What you should do>
Could you repeat the records below exactly, leaving the pictures out?

◇ ◇ ◇ ◇

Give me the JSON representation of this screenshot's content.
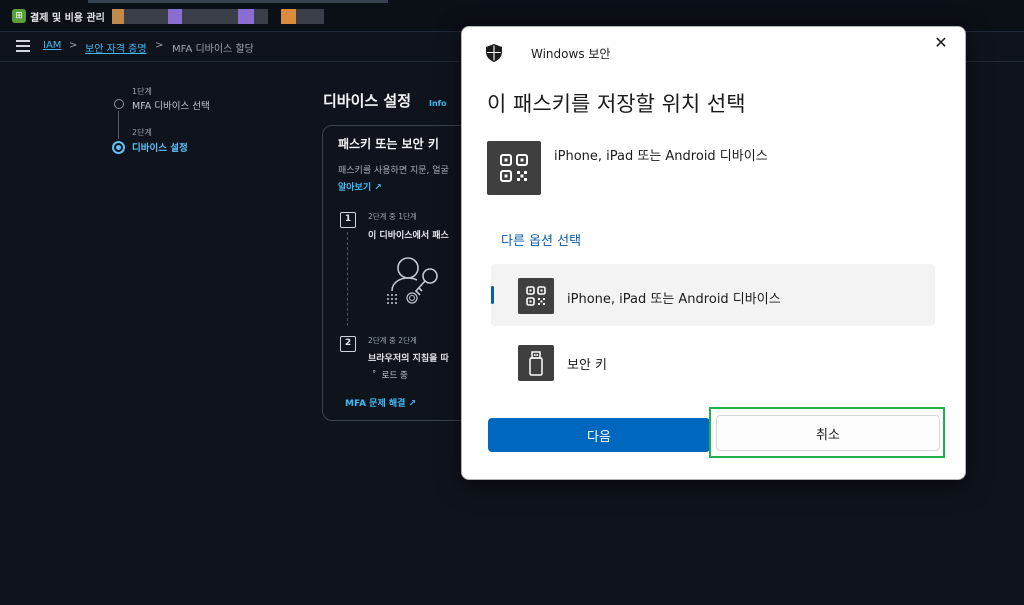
{
  "topbar": {
    "app_name": "결제 및 비용 관리",
    "logo_glyph": "⊞",
    "redacted_colors": [
      "#c08a4b",
      "#3a3f4a",
      "#8b6ed1",
      "#3a3f4a",
      "#8b6ed1",
      "#3a3f4a",
      "#d98c3d",
      "#3a3f4a"
    ]
  },
  "breadcrumb": {
    "items": [
      {
        "label": "IAM",
        "link": true
      },
      {
        "label": "보안 자격 증명",
        "link": true
      },
      {
        "label": "MFA 디바이스 할당",
        "link": false
      }
    ],
    "separator": ">"
  },
  "steps": [
    {
      "label": "1단계",
      "name": "MFA 디바이스 선택",
      "active": false
    },
    {
      "label": "2단계",
      "name": "디바이스 설정",
      "active": true
    }
  ],
  "section": {
    "title": "디바이스 설정",
    "info": "Info"
  },
  "card": {
    "title": "패스키 또는 보안 키",
    "desc": "패스키를 사용하면 지문, 얼굴",
    "learn_more": "알아보기",
    "substeps": [
      {
        "num": "1",
        "meta": "2단계 중 1단계",
        "title": "이 디바이스에서 패스"
      },
      {
        "num": "2",
        "meta": "2단계 중 2단계",
        "title": "브라우저의 지침을 따"
      }
    ],
    "loading": "로드 중",
    "mfa_link": "MFA 문제 해결"
  },
  "dialog": {
    "app_title": "Windows 보안",
    "heading": "이 패스키를 저장할 위치 선택",
    "primary_option": "iPhone, iPad 또는 Android 디바이스",
    "other_options_label": "다른 옵션 선택",
    "options": [
      {
        "label": "iPhone, iPad 또는 Android 디바이스",
        "icon": "qr-code-icon",
        "selected": true
      },
      {
        "label": "보안 키",
        "icon": "usb-key-icon",
        "selected": false
      }
    ],
    "next_label": "다음",
    "cancel_label": "취소",
    "close_glyph": "✕"
  },
  "colors": {
    "accent_blue": "#0067c0",
    "link_blue": "#44b9f5",
    "highlight_green": "#22b14c"
  }
}
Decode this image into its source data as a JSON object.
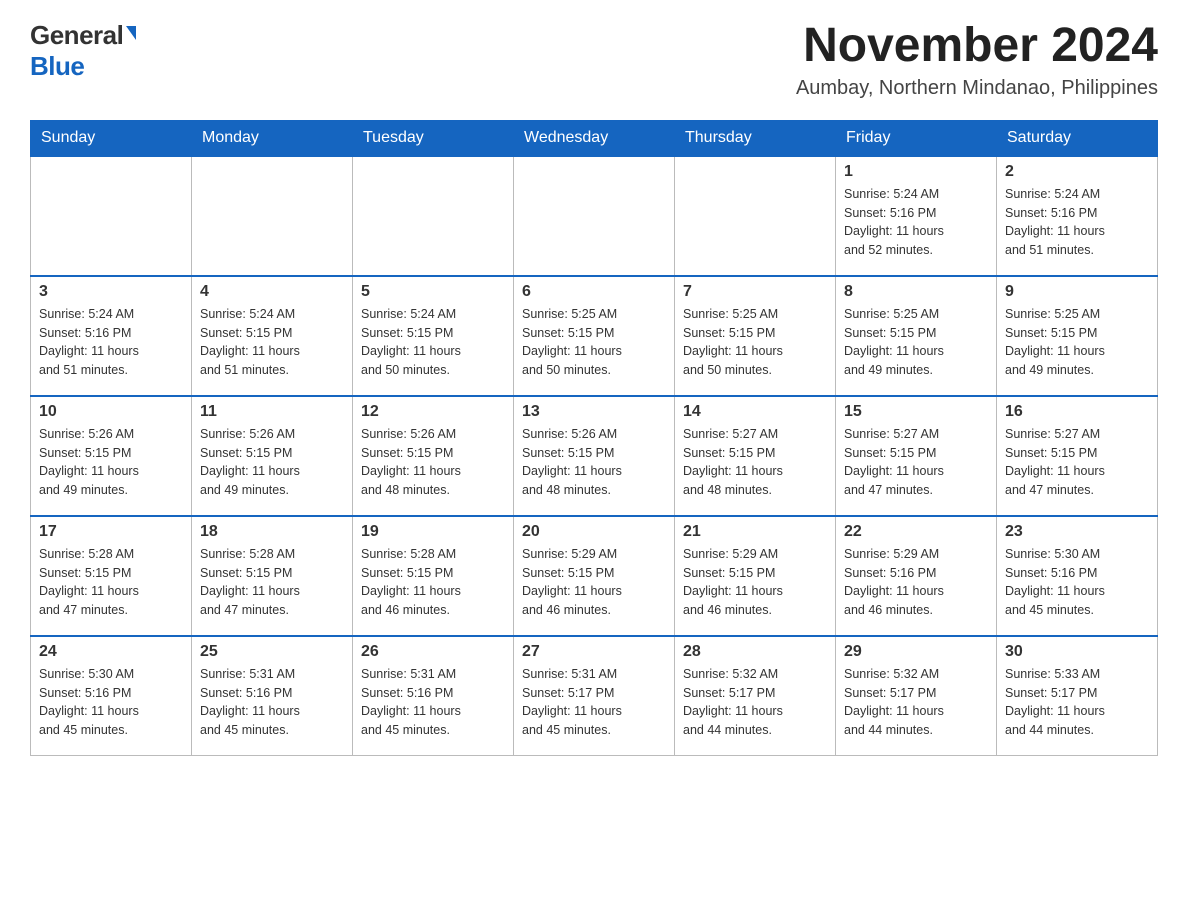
{
  "header": {
    "logo_general": "General",
    "logo_blue": "Blue",
    "month_title": "November 2024",
    "location": "Aumbay, Northern Mindanao, Philippines"
  },
  "days_of_week": [
    "Sunday",
    "Monday",
    "Tuesday",
    "Wednesday",
    "Thursday",
    "Friday",
    "Saturday"
  ],
  "weeks": [
    [
      {
        "day": "",
        "info": ""
      },
      {
        "day": "",
        "info": ""
      },
      {
        "day": "",
        "info": ""
      },
      {
        "day": "",
        "info": ""
      },
      {
        "day": "",
        "info": ""
      },
      {
        "day": "1",
        "info": "Sunrise: 5:24 AM\nSunset: 5:16 PM\nDaylight: 11 hours\nand 52 minutes."
      },
      {
        "day": "2",
        "info": "Sunrise: 5:24 AM\nSunset: 5:16 PM\nDaylight: 11 hours\nand 51 minutes."
      }
    ],
    [
      {
        "day": "3",
        "info": "Sunrise: 5:24 AM\nSunset: 5:16 PM\nDaylight: 11 hours\nand 51 minutes."
      },
      {
        "day": "4",
        "info": "Sunrise: 5:24 AM\nSunset: 5:15 PM\nDaylight: 11 hours\nand 51 minutes."
      },
      {
        "day": "5",
        "info": "Sunrise: 5:24 AM\nSunset: 5:15 PM\nDaylight: 11 hours\nand 50 minutes."
      },
      {
        "day": "6",
        "info": "Sunrise: 5:25 AM\nSunset: 5:15 PM\nDaylight: 11 hours\nand 50 minutes."
      },
      {
        "day": "7",
        "info": "Sunrise: 5:25 AM\nSunset: 5:15 PM\nDaylight: 11 hours\nand 50 minutes."
      },
      {
        "day": "8",
        "info": "Sunrise: 5:25 AM\nSunset: 5:15 PM\nDaylight: 11 hours\nand 49 minutes."
      },
      {
        "day": "9",
        "info": "Sunrise: 5:25 AM\nSunset: 5:15 PM\nDaylight: 11 hours\nand 49 minutes."
      }
    ],
    [
      {
        "day": "10",
        "info": "Sunrise: 5:26 AM\nSunset: 5:15 PM\nDaylight: 11 hours\nand 49 minutes."
      },
      {
        "day": "11",
        "info": "Sunrise: 5:26 AM\nSunset: 5:15 PM\nDaylight: 11 hours\nand 49 minutes."
      },
      {
        "day": "12",
        "info": "Sunrise: 5:26 AM\nSunset: 5:15 PM\nDaylight: 11 hours\nand 48 minutes."
      },
      {
        "day": "13",
        "info": "Sunrise: 5:26 AM\nSunset: 5:15 PM\nDaylight: 11 hours\nand 48 minutes."
      },
      {
        "day": "14",
        "info": "Sunrise: 5:27 AM\nSunset: 5:15 PM\nDaylight: 11 hours\nand 48 minutes."
      },
      {
        "day": "15",
        "info": "Sunrise: 5:27 AM\nSunset: 5:15 PM\nDaylight: 11 hours\nand 47 minutes."
      },
      {
        "day": "16",
        "info": "Sunrise: 5:27 AM\nSunset: 5:15 PM\nDaylight: 11 hours\nand 47 minutes."
      }
    ],
    [
      {
        "day": "17",
        "info": "Sunrise: 5:28 AM\nSunset: 5:15 PM\nDaylight: 11 hours\nand 47 minutes."
      },
      {
        "day": "18",
        "info": "Sunrise: 5:28 AM\nSunset: 5:15 PM\nDaylight: 11 hours\nand 47 minutes."
      },
      {
        "day": "19",
        "info": "Sunrise: 5:28 AM\nSunset: 5:15 PM\nDaylight: 11 hours\nand 46 minutes."
      },
      {
        "day": "20",
        "info": "Sunrise: 5:29 AM\nSunset: 5:15 PM\nDaylight: 11 hours\nand 46 minutes."
      },
      {
        "day": "21",
        "info": "Sunrise: 5:29 AM\nSunset: 5:15 PM\nDaylight: 11 hours\nand 46 minutes."
      },
      {
        "day": "22",
        "info": "Sunrise: 5:29 AM\nSunset: 5:16 PM\nDaylight: 11 hours\nand 46 minutes."
      },
      {
        "day": "23",
        "info": "Sunrise: 5:30 AM\nSunset: 5:16 PM\nDaylight: 11 hours\nand 45 minutes."
      }
    ],
    [
      {
        "day": "24",
        "info": "Sunrise: 5:30 AM\nSunset: 5:16 PM\nDaylight: 11 hours\nand 45 minutes."
      },
      {
        "day": "25",
        "info": "Sunrise: 5:31 AM\nSunset: 5:16 PM\nDaylight: 11 hours\nand 45 minutes."
      },
      {
        "day": "26",
        "info": "Sunrise: 5:31 AM\nSunset: 5:16 PM\nDaylight: 11 hours\nand 45 minutes."
      },
      {
        "day": "27",
        "info": "Sunrise: 5:31 AM\nSunset: 5:17 PM\nDaylight: 11 hours\nand 45 minutes."
      },
      {
        "day": "28",
        "info": "Sunrise: 5:32 AM\nSunset: 5:17 PM\nDaylight: 11 hours\nand 44 minutes."
      },
      {
        "day": "29",
        "info": "Sunrise: 5:32 AM\nSunset: 5:17 PM\nDaylight: 11 hours\nand 44 minutes."
      },
      {
        "day": "30",
        "info": "Sunrise: 5:33 AM\nSunset: 5:17 PM\nDaylight: 11 hours\nand 44 minutes."
      }
    ]
  ],
  "colors": {
    "header_bg": "#1565c0",
    "header_text": "#ffffff",
    "border": "#bbb",
    "text": "#333333",
    "logo_blue": "#1565c0"
  }
}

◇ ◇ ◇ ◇

Final answer>
Give me the JSON representation of this screenshot's content.
{
  "topbar": {
    "app_name": "결제 및 비용 관리",
    "logo_glyph": "⊞",
    "redacted_colors": [
      "#c08a4b",
      "#3a3f4a",
      "#8b6ed1",
      "#3a3f4a",
      "#8b6ed1",
      "#3a3f4a",
      "#d98c3d",
      "#3a3f4a"
    ]
  },
  "breadcrumb": {
    "items": [
      {
        "label": "IAM",
        "link": true
      },
      {
        "label": "보안 자격 증명",
        "link": true
      },
      {
        "label": "MFA 디바이스 할당",
        "link": false
      }
    ],
    "separator": ">"
  },
  "steps": [
    {
      "label": "1단계",
      "name": "MFA 디바이스 선택",
      "active": false
    },
    {
      "label": "2단계",
      "name": "디바이스 설정",
      "active": true
    }
  ],
  "section": {
    "title": "디바이스 설정",
    "info": "Info"
  },
  "card": {
    "title": "패스키 또는 보안 키",
    "desc": "패스키를 사용하면 지문, 얼굴",
    "learn_more": "알아보기",
    "substeps": [
      {
        "num": "1",
        "meta": "2단계 중 1단계",
        "title": "이 디바이스에서 패스"
      },
      {
        "num": "2",
        "meta": "2단계 중 2단계",
        "title": "브라우저의 지침을 따"
      }
    ],
    "loading": "로드 중",
    "mfa_link": "MFA 문제 해결"
  },
  "dialog": {
    "app_title": "Windows 보안",
    "heading": "이 패스키를 저장할 위치 선택",
    "primary_option": "iPhone, iPad 또는 Android 디바이스",
    "other_options_label": "다른 옵션 선택",
    "options": [
      {
        "label": "iPhone, iPad 또는 Android 디바이스",
        "icon": "qr-code-icon",
        "selected": true
      },
      {
        "label": "보안 키",
        "icon": "usb-key-icon",
        "selected": false
      }
    ],
    "next_label": "다음",
    "cancel_label": "취소",
    "close_glyph": "✕"
  },
  "colors": {
    "accent_blue": "#0067c0",
    "link_blue": "#44b9f5",
    "highlight_green": "#22b14c"
  }
}
Decode this image into its source data as a JSON object.
{
  "header": {
    "logo_general": "General",
    "logo_blue": "Blue",
    "month_title": "November 2024",
    "location": "Aumbay, Northern Mindanao, Philippines"
  },
  "days_of_week": [
    "Sunday",
    "Monday",
    "Tuesday",
    "Wednesday",
    "Thursday",
    "Friday",
    "Saturday"
  ],
  "weeks": [
    [
      {
        "day": "",
        "info": ""
      },
      {
        "day": "",
        "info": ""
      },
      {
        "day": "",
        "info": ""
      },
      {
        "day": "",
        "info": ""
      },
      {
        "day": "",
        "info": ""
      },
      {
        "day": "1",
        "info": "Sunrise: 5:24 AM\nSunset: 5:16 PM\nDaylight: 11 hours\nand 52 minutes."
      },
      {
        "day": "2",
        "info": "Sunrise: 5:24 AM\nSunset: 5:16 PM\nDaylight: 11 hours\nand 51 minutes."
      }
    ],
    [
      {
        "day": "3",
        "info": "Sunrise: 5:24 AM\nSunset: 5:16 PM\nDaylight: 11 hours\nand 51 minutes."
      },
      {
        "day": "4",
        "info": "Sunrise: 5:24 AM\nSunset: 5:15 PM\nDaylight: 11 hours\nand 51 minutes."
      },
      {
        "day": "5",
        "info": "Sunrise: 5:24 AM\nSunset: 5:15 PM\nDaylight: 11 hours\nand 50 minutes."
      },
      {
        "day": "6",
        "info": "Sunrise: 5:25 AM\nSunset: 5:15 PM\nDaylight: 11 hours\nand 50 minutes."
      },
      {
        "day": "7",
        "info": "Sunrise: 5:25 AM\nSunset: 5:15 PM\nDaylight: 11 hours\nand 50 minutes."
      },
      {
        "day": "8",
        "info": "Sunrise: 5:25 AM\nSunset: 5:15 PM\nDaylight: 11 hours\nand 49 minutes."
      },
      {
        "day": "9",
        "info": "Sunrise: 5:25 AM\nSunset: 5:15 PM\nDaylight: 11 hours\nand 49 minutes."
      }
    ],
    [
      {
        "day": "10",
        "info": "Sunrise: 5:26 AM\nSunset: 5:15 PM\nDaylight: 11 hours\nand 49 minutes."
      },
      {
        "day": "11",
        "info": "Sunrise: 5:26 AM\nSunset: 5:15 PM\nDaylight: 11 hours\nand 49 minutes."
      },
      {
        "day": "12",
        "info": "Sunrise: 5:26 AM\nSunset: 5:15 PM\nDaylight: 11 hours\nand 48 minutes."
      },
      {
        "day": "13",
        "info": "Sunrise: 5:26 AM\nSunset: 5:15 PM\nDaylight: 11 hours\nand 48 minutes."
      },
      {
        "day": "14",
        "info": "Sunrise: 5:27 AM\nSunset: 5:15 PM\nDaylight: 11 hours\nand 48 minutes."
      },
      {
        "day": "15",
        "info": "Sunrise: 5:27 AM\nSunset: 5:15 PM\nDaylight: 11 hours\nand 47 minutes."
      },
      {
        "day": "16",
        "info": "Sunrise: 5:27 AM\nSunset: 5:15 PM\nDaylight: 11 hours\nand 47 minutes."
      }
    ],
    [
      {
        "day": "17",
        "info": "Sunrise: 5:28 AM\nSunset: 5:15 PM\nDaylight: 11 hours\nand 47 minutes."
      },
      {
        "day": "18",
        "info": "Sunrise: 5:28 AM\nSunset: 5:15 PM\nDaylight: 11 hours\nand 47 minutes."
      },
      {
        "day": "19",
        "info": "Sunrise: 5:28 AM\nSunset: 5:15 PM\nDaylight: 11 hours\nand 46 minutes."
      },
      {
        "day": "20",
        "info": "Sunrise: 5:29 AM\nSunset: 5:15 PM\nDaylight: 11 hours\nand 46 minutes."
      },
      {
        "day": "21",
        "info": "Sunrise: 5:29 AM\nSunset: 5:15 PM\nDaylight: 11 hours\nand 46 minutes."
      },
      {
        "day": "22",
        "info": "Sunrise: 5:29 AM\nSunset: 5:16 PM\nDaylight: 11 hours\nand 46 minutes."
      },
      {
        "day": "23",
        "info": "Sunrise: 5:30 AM\nSunset: 5:16 PM\nDaylight: 11 hours\nand 45 minutes."
      }
    ],
    [
      {
        "day": "24",
        "info": "Sunrise: 5:30 AM\nSunset: 5:16 PM\nDaylight: 11 hours\nand 45 minutes."
      },
      {
        "day": "25",
        "info": "Sunrise: 5:31 AM\nSunset: 5:16 PM\nDaylight: 11 hours\nand 45 minutes."
      },
      {
        "day": "26",
        "info": "Sunrise: 5:31 AM\nSunset: 5:16 PM\nDaylight: 11 hours\nand 45 minutes."
      },
      {
        "day": "27",
        "info": "Sunrise: 5:31 AM\nSunset: 5:17 PM\nDaylight: 11 hours\nand 45 minutes."
      },
      {
        "day": "28",
        "info": "Sunrise: 5:32 AM\nSunset: 5:17 PM\nDaylight: 11 hours\nand 44 minutes."
      },
      {
        "day": "29",
        "info": "Sunrise: 5:32 AM\nSunset: 5:17 PM\nDaylight: 11 hours\nand 44 minutes."
      },
      {
        "day": "30",
        "info": "Sunrise: 5:33 AM\nSunset: 5:17 PM\nDaylight: 11 hours\nand 44 minutes."
      }
    ]
  ],
  "colors": {
    "header_bg": "#1565c0",
    "header_text": "#ffffff",
    "border": "#bbb",
    "text": "#333333",
    "logo_blue": "#1565c0"
  }
}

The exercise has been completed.